What the task asks
From the data below, copy each line that includes the word "placeholder".

Records provided
⟨
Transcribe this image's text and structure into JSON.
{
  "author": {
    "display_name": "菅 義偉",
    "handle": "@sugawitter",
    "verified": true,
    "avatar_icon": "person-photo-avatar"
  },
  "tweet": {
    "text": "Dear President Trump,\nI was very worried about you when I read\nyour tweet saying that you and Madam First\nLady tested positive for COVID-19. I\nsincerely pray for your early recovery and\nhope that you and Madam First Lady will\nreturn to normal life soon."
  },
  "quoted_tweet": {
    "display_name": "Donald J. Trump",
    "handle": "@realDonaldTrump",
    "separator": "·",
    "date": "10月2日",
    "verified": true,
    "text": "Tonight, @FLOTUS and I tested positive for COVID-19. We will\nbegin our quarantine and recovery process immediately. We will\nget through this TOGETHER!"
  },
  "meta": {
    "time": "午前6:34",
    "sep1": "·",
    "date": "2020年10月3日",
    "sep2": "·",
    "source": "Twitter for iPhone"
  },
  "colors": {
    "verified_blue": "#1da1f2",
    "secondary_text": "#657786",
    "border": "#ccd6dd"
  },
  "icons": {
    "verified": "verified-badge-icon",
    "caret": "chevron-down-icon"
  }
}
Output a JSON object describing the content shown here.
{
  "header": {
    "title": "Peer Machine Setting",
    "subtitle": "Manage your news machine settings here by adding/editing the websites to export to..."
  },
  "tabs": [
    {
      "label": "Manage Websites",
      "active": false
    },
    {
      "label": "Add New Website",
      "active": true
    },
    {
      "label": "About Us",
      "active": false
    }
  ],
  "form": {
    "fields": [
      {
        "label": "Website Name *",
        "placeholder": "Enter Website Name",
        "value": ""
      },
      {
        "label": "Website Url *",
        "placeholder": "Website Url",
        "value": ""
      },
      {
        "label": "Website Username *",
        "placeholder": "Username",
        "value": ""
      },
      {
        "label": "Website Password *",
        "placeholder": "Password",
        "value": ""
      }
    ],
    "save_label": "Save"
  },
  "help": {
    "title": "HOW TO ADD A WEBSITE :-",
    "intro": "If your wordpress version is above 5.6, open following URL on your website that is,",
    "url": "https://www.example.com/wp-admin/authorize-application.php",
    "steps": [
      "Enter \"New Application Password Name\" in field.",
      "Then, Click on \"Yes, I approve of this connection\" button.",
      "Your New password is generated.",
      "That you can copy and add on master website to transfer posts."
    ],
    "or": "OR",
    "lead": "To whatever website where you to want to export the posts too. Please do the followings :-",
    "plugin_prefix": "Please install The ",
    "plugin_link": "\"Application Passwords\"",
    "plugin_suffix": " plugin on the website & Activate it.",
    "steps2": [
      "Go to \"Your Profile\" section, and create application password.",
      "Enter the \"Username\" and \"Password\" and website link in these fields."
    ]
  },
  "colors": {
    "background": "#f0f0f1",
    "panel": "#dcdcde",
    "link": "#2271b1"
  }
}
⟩
Task answer
        "placeholder": "Enter Website Name",
        "placeholder": "Website Url",
        "placeholder": "Username",
        "placeholder": "Password",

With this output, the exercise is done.